Yesterday the cross-party Inquiry into legalising assisted death in the State delivered a revolutionary report to Parliament. The Committee has made some 49 recommendations and at least two members acknowledged that evaluating nearly 900 submissions had changed their point of view on the issue.
One of the clinchers was that Coroners reported that increasing numbers of terminally ill Australians "are committing suicide in horrific and terrible ways" ... "in the shadow of the law" while they are still able to. The implication is that some of those who committed suicide in Australia would not have done this had they known another choice could be available to them. Certainly, evidence from countries where assisted dying is legal suggested to the Victoria Inquiry (members travelled to several countries) that half of those who obtain a prescription do not use it but live more comfortably and confidently because they have the means if they need it.
That is what choice is all about. That is the option I think we should move towards in NZ. The reasons and the evidence are as relevant for this country as for Victoria.
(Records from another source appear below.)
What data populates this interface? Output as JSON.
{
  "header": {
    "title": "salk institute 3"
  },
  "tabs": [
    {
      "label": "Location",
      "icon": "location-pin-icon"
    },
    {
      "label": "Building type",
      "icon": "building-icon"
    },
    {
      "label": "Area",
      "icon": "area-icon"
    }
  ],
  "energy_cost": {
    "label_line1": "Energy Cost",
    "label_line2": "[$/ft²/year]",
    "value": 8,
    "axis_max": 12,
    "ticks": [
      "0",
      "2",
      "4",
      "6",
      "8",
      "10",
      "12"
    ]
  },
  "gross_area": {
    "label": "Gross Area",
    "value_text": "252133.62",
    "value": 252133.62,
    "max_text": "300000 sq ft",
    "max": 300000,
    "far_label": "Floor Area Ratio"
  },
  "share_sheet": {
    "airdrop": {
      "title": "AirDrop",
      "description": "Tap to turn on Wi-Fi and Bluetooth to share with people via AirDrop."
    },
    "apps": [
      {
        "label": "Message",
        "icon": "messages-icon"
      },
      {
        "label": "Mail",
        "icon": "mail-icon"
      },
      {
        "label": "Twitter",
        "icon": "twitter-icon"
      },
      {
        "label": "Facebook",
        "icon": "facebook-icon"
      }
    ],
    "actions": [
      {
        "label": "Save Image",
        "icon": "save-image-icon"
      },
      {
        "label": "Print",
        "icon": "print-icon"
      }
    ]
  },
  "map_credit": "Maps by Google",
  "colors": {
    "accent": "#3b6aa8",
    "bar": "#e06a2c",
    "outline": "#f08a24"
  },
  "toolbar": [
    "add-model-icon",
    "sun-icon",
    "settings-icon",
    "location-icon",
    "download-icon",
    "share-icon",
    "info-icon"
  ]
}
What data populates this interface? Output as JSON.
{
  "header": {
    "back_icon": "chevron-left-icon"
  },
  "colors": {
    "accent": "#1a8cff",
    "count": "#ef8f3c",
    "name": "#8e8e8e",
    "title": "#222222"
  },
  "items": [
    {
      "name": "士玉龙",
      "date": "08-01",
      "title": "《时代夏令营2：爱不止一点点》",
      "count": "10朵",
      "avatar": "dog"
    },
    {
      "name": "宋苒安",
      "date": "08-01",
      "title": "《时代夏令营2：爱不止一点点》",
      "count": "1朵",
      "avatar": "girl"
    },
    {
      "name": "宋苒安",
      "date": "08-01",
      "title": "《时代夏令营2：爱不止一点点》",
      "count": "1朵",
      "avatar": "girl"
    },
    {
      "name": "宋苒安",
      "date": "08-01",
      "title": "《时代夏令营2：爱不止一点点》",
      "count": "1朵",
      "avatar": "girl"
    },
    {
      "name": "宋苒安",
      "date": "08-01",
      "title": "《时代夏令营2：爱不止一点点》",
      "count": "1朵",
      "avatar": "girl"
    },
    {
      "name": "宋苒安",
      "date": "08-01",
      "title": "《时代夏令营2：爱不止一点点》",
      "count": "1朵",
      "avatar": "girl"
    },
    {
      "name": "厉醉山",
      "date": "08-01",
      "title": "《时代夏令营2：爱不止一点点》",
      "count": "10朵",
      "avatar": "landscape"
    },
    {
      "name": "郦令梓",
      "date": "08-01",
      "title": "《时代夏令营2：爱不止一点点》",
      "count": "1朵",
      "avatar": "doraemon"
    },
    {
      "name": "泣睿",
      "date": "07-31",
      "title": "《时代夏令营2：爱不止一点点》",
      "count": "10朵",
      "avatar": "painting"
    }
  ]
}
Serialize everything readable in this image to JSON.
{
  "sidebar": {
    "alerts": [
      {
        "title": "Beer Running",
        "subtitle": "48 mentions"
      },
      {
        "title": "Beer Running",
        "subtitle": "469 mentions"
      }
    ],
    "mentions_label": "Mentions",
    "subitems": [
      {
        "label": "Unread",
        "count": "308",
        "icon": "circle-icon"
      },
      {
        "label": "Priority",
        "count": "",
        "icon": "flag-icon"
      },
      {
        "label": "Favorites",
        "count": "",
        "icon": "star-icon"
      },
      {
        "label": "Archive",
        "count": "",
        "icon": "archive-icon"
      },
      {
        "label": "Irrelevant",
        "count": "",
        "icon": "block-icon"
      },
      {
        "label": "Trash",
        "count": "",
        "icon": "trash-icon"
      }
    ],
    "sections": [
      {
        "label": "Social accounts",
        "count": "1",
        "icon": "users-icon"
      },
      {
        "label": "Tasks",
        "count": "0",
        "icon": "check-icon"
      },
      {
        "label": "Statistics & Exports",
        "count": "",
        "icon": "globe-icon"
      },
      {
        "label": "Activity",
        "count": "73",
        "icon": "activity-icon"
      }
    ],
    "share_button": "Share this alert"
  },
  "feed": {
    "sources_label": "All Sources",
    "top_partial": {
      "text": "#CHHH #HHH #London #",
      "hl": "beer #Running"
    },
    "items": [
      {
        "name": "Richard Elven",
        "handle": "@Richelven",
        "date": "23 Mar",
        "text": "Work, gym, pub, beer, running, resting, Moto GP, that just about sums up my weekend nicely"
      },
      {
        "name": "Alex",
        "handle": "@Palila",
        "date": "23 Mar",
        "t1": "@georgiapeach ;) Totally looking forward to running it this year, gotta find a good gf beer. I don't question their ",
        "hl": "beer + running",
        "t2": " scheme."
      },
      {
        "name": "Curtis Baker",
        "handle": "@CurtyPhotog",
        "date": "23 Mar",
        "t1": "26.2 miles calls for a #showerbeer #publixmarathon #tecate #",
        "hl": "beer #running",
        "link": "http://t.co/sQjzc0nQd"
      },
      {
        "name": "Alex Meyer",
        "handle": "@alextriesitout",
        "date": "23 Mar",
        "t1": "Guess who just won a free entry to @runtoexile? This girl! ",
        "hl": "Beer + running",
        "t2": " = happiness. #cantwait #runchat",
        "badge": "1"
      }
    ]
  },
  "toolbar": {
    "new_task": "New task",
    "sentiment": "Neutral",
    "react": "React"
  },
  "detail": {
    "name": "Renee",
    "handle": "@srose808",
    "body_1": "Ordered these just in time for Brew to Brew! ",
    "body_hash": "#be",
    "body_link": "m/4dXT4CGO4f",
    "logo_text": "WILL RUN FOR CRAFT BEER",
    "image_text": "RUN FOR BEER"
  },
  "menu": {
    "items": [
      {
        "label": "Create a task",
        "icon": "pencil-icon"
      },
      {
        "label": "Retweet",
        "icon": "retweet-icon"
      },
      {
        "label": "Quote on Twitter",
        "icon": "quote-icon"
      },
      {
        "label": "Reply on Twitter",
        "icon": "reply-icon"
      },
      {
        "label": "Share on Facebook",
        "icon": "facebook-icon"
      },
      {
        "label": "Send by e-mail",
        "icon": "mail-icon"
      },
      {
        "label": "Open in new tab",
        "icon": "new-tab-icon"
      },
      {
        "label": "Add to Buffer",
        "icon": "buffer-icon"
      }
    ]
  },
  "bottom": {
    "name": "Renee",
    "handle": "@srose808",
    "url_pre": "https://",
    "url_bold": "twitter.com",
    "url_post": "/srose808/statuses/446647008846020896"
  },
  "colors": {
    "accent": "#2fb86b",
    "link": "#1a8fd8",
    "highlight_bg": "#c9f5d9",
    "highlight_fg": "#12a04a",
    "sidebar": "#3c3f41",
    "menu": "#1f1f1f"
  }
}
But I note that the Aussie Inquiry took some ten months and had only 900 submissions. I wonder when our Health Select Committee will get through ten or more thousand submissions.